Each week, we tap the insight of Sam Stovall, Chief Equity Strategist for S&P Capital IQ, for his perspective on the current market.
EQ: With earnings season for the third quarter set to begin, estimates on Wall Street have hit very pessimistic levels. We discussed last week that this could be the troughing quarter. If so, could this period just be companies shaking off the rest of the cobwebs before returning to positive earnings growth?
Stovall: First off, S&P Capital IQ is projecting a near 2-percent year-over-year decline in operating earnings for the S&P 500 in the third quarter of 2012. Two sectors that are expected to get beaten up pretty badly on an earnings basis are Energy and Materials, each down more than 18.5 percent. We’re also expecting to see a 6.7-percent decline in Utilities earnings, a 4.7-percent decline in Telecom Services earnings, as well as a 4.5-percent decline in Healthcare earnings.
In terms of shaking off the dead wood, that is certainly a possibility because when you look to the fourth quarter of 2012 estimates, as well as looking to the calendar year of 2013, it appears as if the earnings picture is expected to get a little bit brighter. In the fourth quarter, Capital IQ consensus is looking for a 9.7-percent increase with all 10 sectors posting year-over-year advances led by Materials, which is expected to be up by close to 25 percent. Financials follows, up about 23 percent. So it seems as though the bar for the third quarter has been set so low, it’s underground. Therefore, the pessimism that investors have might actually be a good buying opportunity as we actually head into the reporting period.

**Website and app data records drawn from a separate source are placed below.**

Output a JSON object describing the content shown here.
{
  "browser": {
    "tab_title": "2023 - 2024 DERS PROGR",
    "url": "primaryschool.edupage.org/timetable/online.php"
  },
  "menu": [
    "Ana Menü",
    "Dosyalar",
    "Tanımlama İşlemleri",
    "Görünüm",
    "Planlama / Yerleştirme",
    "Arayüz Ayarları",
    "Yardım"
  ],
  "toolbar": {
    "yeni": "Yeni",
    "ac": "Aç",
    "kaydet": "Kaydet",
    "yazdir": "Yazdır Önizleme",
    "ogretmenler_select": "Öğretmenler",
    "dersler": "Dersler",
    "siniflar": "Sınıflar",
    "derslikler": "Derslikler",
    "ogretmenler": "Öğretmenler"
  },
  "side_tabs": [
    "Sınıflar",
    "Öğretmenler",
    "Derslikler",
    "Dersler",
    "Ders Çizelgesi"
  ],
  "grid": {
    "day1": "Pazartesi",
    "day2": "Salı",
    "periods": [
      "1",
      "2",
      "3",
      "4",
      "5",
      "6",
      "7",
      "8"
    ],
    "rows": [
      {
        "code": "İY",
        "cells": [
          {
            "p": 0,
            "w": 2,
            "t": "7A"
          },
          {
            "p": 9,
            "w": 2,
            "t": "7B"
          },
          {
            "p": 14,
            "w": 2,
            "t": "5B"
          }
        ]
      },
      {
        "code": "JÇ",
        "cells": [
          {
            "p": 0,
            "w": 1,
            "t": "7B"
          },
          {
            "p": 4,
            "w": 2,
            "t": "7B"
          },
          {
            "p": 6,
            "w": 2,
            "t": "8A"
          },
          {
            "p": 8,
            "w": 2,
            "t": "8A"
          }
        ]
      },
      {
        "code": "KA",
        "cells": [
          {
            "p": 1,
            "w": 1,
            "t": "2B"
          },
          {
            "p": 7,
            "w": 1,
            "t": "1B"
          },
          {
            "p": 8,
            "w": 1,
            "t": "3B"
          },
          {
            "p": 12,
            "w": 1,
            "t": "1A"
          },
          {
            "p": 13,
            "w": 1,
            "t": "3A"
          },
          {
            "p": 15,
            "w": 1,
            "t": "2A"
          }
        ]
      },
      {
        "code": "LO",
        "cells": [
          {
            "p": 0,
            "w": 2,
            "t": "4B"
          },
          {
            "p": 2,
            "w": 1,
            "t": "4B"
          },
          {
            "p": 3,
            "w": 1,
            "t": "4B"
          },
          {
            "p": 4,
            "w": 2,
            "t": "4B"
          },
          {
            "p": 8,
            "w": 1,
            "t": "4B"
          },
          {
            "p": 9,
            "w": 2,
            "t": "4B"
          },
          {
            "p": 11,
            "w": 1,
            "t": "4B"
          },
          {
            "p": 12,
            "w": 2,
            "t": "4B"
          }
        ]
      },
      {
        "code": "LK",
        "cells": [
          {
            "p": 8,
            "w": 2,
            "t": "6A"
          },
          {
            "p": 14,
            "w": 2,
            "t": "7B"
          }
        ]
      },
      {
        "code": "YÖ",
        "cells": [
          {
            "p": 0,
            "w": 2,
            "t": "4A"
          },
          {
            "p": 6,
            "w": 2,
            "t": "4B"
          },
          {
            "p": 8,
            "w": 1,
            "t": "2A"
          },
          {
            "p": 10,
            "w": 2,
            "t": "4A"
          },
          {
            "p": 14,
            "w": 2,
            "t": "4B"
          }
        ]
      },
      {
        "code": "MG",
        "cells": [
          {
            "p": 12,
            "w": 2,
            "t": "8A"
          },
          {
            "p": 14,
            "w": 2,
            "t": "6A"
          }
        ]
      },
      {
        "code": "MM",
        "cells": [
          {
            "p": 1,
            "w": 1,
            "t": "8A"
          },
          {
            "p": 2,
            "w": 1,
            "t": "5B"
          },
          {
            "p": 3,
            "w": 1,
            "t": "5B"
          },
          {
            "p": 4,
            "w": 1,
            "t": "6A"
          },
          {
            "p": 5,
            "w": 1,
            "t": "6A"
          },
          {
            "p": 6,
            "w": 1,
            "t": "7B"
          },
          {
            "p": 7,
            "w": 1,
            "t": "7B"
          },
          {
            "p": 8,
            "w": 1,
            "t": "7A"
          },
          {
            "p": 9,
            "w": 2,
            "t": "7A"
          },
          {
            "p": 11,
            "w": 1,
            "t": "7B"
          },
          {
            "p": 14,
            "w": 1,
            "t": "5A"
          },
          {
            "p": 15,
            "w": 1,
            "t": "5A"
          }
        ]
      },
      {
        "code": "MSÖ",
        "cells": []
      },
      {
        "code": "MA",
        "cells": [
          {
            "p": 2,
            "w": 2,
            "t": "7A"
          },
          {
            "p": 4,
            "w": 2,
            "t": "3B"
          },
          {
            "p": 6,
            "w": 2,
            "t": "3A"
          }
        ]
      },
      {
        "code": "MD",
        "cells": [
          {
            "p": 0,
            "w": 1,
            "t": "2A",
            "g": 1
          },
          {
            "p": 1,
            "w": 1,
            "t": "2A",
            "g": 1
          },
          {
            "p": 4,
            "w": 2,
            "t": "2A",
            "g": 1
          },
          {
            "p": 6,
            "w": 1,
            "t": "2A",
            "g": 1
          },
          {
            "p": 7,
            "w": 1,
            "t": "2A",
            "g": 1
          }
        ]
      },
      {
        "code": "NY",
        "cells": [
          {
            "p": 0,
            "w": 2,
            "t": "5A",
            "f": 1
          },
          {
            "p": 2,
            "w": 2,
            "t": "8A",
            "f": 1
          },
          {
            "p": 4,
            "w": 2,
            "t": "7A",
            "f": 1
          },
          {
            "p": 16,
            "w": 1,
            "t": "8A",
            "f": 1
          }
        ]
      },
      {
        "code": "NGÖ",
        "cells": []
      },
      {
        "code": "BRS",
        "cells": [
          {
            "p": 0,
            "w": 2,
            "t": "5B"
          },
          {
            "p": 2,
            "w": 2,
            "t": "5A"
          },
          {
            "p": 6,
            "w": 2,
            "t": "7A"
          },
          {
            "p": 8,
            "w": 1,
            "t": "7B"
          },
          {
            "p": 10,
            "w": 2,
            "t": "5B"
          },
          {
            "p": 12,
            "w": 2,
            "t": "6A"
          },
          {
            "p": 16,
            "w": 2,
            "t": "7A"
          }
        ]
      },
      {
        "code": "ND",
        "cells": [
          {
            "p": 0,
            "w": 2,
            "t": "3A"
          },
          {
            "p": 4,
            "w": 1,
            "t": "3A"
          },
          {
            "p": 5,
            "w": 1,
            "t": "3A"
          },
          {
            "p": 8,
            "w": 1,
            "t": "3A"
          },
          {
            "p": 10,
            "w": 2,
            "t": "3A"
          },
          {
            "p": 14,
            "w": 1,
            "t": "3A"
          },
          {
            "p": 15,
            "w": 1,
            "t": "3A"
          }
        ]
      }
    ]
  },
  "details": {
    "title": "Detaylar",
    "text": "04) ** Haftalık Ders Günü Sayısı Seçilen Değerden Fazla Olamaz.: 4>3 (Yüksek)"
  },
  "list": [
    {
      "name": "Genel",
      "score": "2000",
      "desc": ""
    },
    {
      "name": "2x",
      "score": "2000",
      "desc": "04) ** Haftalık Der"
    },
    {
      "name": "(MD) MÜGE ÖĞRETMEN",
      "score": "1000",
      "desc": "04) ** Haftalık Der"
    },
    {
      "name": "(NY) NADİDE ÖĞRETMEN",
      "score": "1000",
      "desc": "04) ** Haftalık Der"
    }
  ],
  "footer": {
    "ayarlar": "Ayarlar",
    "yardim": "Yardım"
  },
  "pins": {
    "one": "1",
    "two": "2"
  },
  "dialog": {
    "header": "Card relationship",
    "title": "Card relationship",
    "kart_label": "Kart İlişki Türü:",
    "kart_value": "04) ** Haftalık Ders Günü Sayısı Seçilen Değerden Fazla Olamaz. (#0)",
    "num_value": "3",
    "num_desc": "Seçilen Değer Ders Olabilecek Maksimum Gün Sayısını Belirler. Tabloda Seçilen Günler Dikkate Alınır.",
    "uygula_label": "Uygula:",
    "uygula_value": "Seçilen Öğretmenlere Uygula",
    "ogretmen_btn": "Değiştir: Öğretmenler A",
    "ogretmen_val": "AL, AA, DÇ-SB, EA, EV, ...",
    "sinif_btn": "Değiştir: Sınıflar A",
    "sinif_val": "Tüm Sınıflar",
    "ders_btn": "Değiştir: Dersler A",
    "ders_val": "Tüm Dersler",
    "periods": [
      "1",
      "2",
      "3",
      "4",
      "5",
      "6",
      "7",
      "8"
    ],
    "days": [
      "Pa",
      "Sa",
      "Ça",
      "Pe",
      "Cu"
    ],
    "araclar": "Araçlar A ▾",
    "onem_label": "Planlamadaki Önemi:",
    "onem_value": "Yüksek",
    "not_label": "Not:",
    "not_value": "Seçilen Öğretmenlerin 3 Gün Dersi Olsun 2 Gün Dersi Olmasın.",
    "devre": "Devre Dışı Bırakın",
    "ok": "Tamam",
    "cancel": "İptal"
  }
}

EQ: So Materials is expected to rebound in a very big way in Q4. What would you look to see their in terms of outlook and guidance to make sure it’s on track?
Stovall: With Materials, the reason we’re expecting to see very weak earnings in the third quarter has to do with weakening demand from China and the dent that is likely to be put into the earnings for mining companies such as copper, iron ore, etc. Also, steel prices are expected to be weakening because of excess production capacity. However, I think a lot of people forget that Materials is not synonymous with metals. Actually, the biggest categories within Materials are chemicals, and our belief is that chemicals should actually post a modest year-over-year gain in the third quarter because of lower feedstock costs–that being natural gas in particular. The feeling is that if we do start to see an improvement in emerging market economies in the fourth quarter and into 2013, then the earnings picture is likely to brighten for the Materials group in the year ahead. So that’s what I would be looking to see.
EQ: In regards to a potential buying opportunity heading into earnings season, do you have any suggestions as what investors should look for to identify actual opportunities versus areas where pessimism is already priced in?
Stovall: I guess that’s the $64,000 question. Prices tend to lead fundamentals, and right now the feeling is that maybe the fundamentals are troughing in the third quarter, but we really won’t be able to know that until we head into the reporting period for the fourth quarter. Since the stock market bottomed in early June and the market tends to anticipate changes in the economy by about six months, that would pretty much be on target for an improvement in economic and in earnings information to be seen in the latter part of Q4 and early part of Q1 of 2013. So from a valuations perspective, even looking at trailing earnings and at what I described last week in my Rule of 20 article, it implies that the market is 10 percent undervalued. Of course, if we are headed toward a continued deceleration in corporate earnings growth in 2013 rather than the re-acceleration that we are currently projecting, then maybe you can “86” the Rule of 20.
EQ: We’ve discussed Apple’s impact on the market before. With the way shares have dipped recently, how much pressure is on Apple to deliver a strong quarter? What kind of implications would it have on the S&P 500?
Stovall: Apple (AAPL) is a very important company within the S&P 500. S&P’s equity analysts have a four-star–or buy–rating on Apple with a current price of around $667. We have a 12-month target at $800. Our feeling is that earnings growth has been pretty strong for Apple, and new product introductions have been fairly hefty for the company, as well as because the company is trading at a reasonable price-to-earnings ratio in our opinion.
With that said, Apple represents close to 5 percent of the market cap weighting of the S&P 500. Adding to that, four of the five largest companies in the S&P 500 are Tech companies, and these four–Apple, Microsoft (MSFT), Google (GOOG), and IBM (IBM)–together represent more than the market weighting of close to 200 companies in the S&P 500. So it just shows you how influential these very large companies can actually be. So it’s important that this industry bellwether report good earnings, not only for itself and its sector, but for the market as a whole.